What Romney didn't discuss was how corporations became people. If he had, he would've had to explain how corporate personhood came about.

The key here is an 1886 U.S. Supreme Court decision on taxes, Santa Clara County v. Southern Pacific Railroad Co. While the Supreme Court ruled in the railroad's favor -- arguing corporations are entitled to 14th Amendment protections -- it said nothing about corporate "personhood." A court reporter did.

Specifically, a court reporter -- not a Supreme Court justice -- wrote in the Santa Clara summary head notes that corporations enjoy the same rights as a U.S. citizen. Corporate America has been running with this ruling ever since (yes, I've deliberately oversimplified the primary issues here). And just like that -- and with no birth certificate -- corporations now have the same rights and protections as any U.S. citizen.

Later, the Supreme Court ruled in Buckley v. Valeo (1976) that spending money on elections is a form of constitutionally protected free speech.

This was followed with a 5-4 decision in Citizens United v. Federal Elections Commission (2010), which effectively allows corporations to spend what they want on political campaigns.

The result? Because of the functional equivalent of a typo (1886), corporations are considered people who can speak (1976) as loudly and brashly as they want (2010).

Conversely, citizens in the streets of America are given strict limits (time, place, voice) as to how they can exercise their constitutional rights. And it's distorting our political picture.

If you don't see the picture, here's what's wrong:

* Corporations are legal abstracts, created by the state. Per the Enlightenment, constitutional protections were designed for citizens whose rights were historically abused by large corporate entities and the state.

* Corporate "personhood" status was a legal accident. No claim to citizen rights should rest on the functional equivalent of a typo.

* If we can't yell "fire" in a crowded theater, corporations shouldn't be able to set fire to political campaigns.

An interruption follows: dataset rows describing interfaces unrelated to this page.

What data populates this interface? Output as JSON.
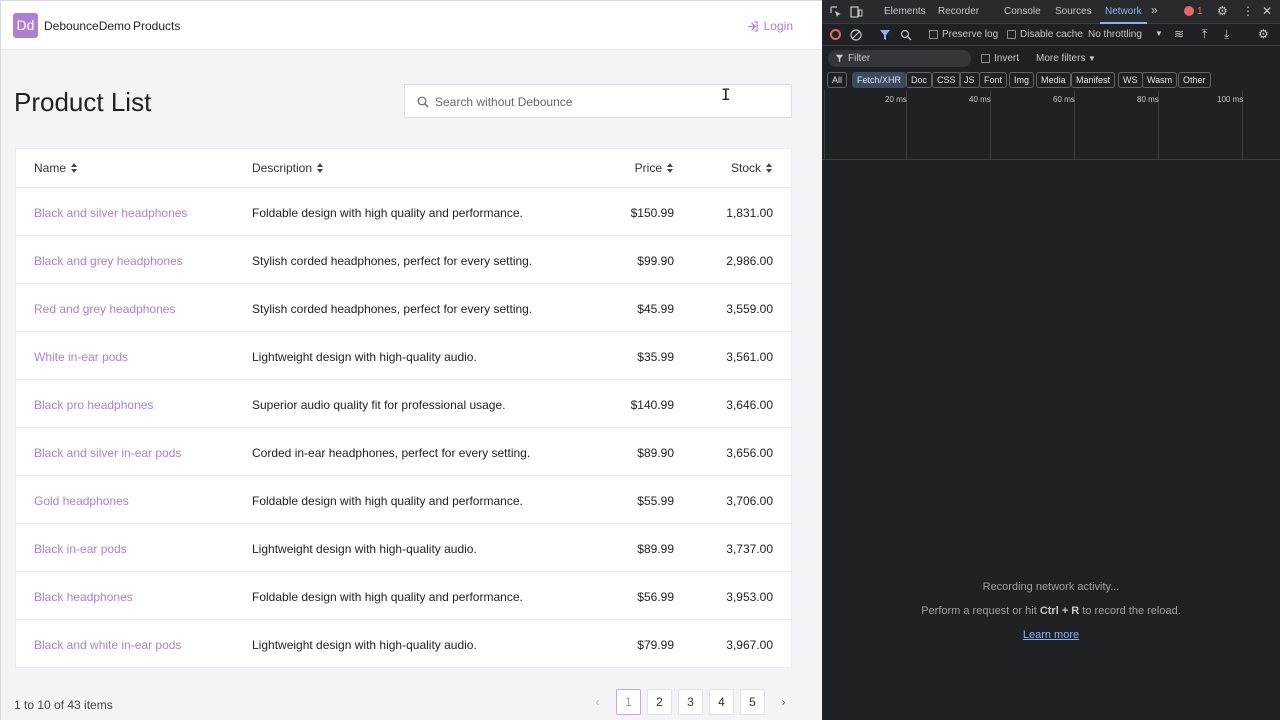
{
  "app": {
    "logo_text": "Dd",
    "brand": "DebounceDemo",
    "nav_products": "Products",
    "login": "Login",
    "page_title": "Product List",
    "search_placeholder": "Search without Debounce",
    "columns": {
      "name": "Name",
      "description": "Description",
      "price": "Price",
      "stock": "Stock"
    },
    "rows": [
      {
        "name": "Black and silver headphones",
        "description": "Foldable design with high quality and performance.",
        "price": "$150.99",
        "stock": "1,831.00"
      },
      {
        "name": "Black and grey headphones",
        "description": "Stylish corded headphones, perfect for every setting.",
        "price": "$99.90",
        "stock": "2,986.00"
      },
      {
        "name": "Red and grey headphones",
        "description": "Stylish corded headphones, perfect for every setting.",
        "price": "$45.99",
        "stock": "3,559.00"
      },
      {
        "name": "White in-ear pods",
        "description": "Lightweight design with high-quality audio.",
        "price": "$35.99",
        "stock": "3,561.00"
      },
      {
        "name": "Black pro headphones",
        "description": "Superior audio quality fit for professional usage.",
        "price": "$140.99",
        "stock": "3,646.00"
      },
      {
        "name": "Black and silver in-ear pods",
        "description": "Corded in-ear headphones, perfect for every setting.",
        "price": "$89.90",
        "stock": "3,656.00"
      },
      {
        "name": "Gold headphones",
        "description": "Foldable design with high quality and performance.",
        "price": "$55.99",
        "stock": "3,706.00"
      },
      {
        "name": "Black in-ear pods",
        "description": "Lightweight design with high-quality audio.",
        "price": "$89.99",
        "stock": "3,737.00"
      },
      {
        "name": "Black headphones",
        "description": "Foldable design with high quality and performance.",
        "price": "$56.99",
        "stock": "3,953.00"
      },
      {
        "name": "Black and white in-ear pods",
        "description": "Lightweight design with high-quality audio.",
        "price": "$79.99",
        "stock": "3,967.00"
      }
    ],
    "item_count": "1 to 10 of 43 items",
    "pages": [
      "1",
      "2",
      "3",
      "4",
      "5"
    ],
    "active_page": "1",
    "prev_glyph": "‹",
    "next_glyph": "›",
    "accent_color": "#b07fd0"
  },
  "devtools": {
    "tabs": [
      "Elements",
      "Recorder",
      "Console",
      "Sources",
      "Network"
    ],
    "active_tab": "Network",
    "error_count": "1",
    "preserve_log": "Preserve log",
    "disable_cache": "Disable cache",
    "throttling": "No throttling",
    "filter_placeholder": "Filter",
    "invert": "Invert",
    "more_filters": "More filters",
    "types": [
      "All",
      "Fetch/XHR",
      "Doc",
      "CSS",
      "JS",
      "Font",
      "Img",
      "Media",
      "Manifest",
      "WS",
      "Wasm",
      "Other"
    ],
    "selected_type": "Fetch/XHR",
    "timeline_labels": [
      "20 ms",
      "40 ms",
      "60 ms",
      "80 ms",
      "100 ms"
    ],
    "empty_title": "Recording network activity...",
    "empty_hint_prefix": "Perform a request or hit",
    "empty_hint_keys": "Ctrl + R",
    "empty_hint_suffix": "to record the reload.",
    "learn_more": "Learn more"
  }
}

The Citizens United ruling went too far.

* Unlike most citizens, corporations can directly lobby and get favorable legislation, regular bailouts, subsidies, generous tax write-offs, legal exemptions, limited liability, and can live on indefinitely.

* Foreign subsidiaries can access Madison Avenue, which can distort and elevate their foreign "voice" above most U.S. citizens.

* Corporations find legal cover under proprietary rights (trade secrets) and legal settlements (or fines). This allows corporations to distort and hide their voice.

Our Constitution was created to protect citizens from corporate and state abuses. One way to address the trend of corporate money swamping broader national priorities is to consider what Mr. Moxley has suggested for some time now: "If you can't vote, you can't contribute."

It won't solve all our problems, but it's a start.

Mark A. Martinez, Ph.D., author of "The Myth of the Free Market," is a professor of political science at Cal State Bakersfield.

Long story short? Citizens United needs to be reversed.
- Mark

1 comment:

Laura Hart said...


Just want to give Kudos, awesome blog. Great job laying out the information in a way that everyone can read it.

This article I think touches on some of the most important topics which could change the way this country operates.

Keeping corporate spending or puppeteering politicians with great amounts of cash, could quickly help even the playing field.

Corporations are certainly not individuals and should not be treated as such.

They are gargantuan businesses who have lost touch with the consumers as well as their own employees.

Again, another place to start making real change would be to end the strangle hold these companies have on our country.

Obviously, if they were bailed out, they must be doing something wrong.

We should not bail any of them out, more so, we need to focus on ending the monopolies, that hold us hostage.

Thank you, Mark, I look forward to reading more of your insightful posts.

Laura Hart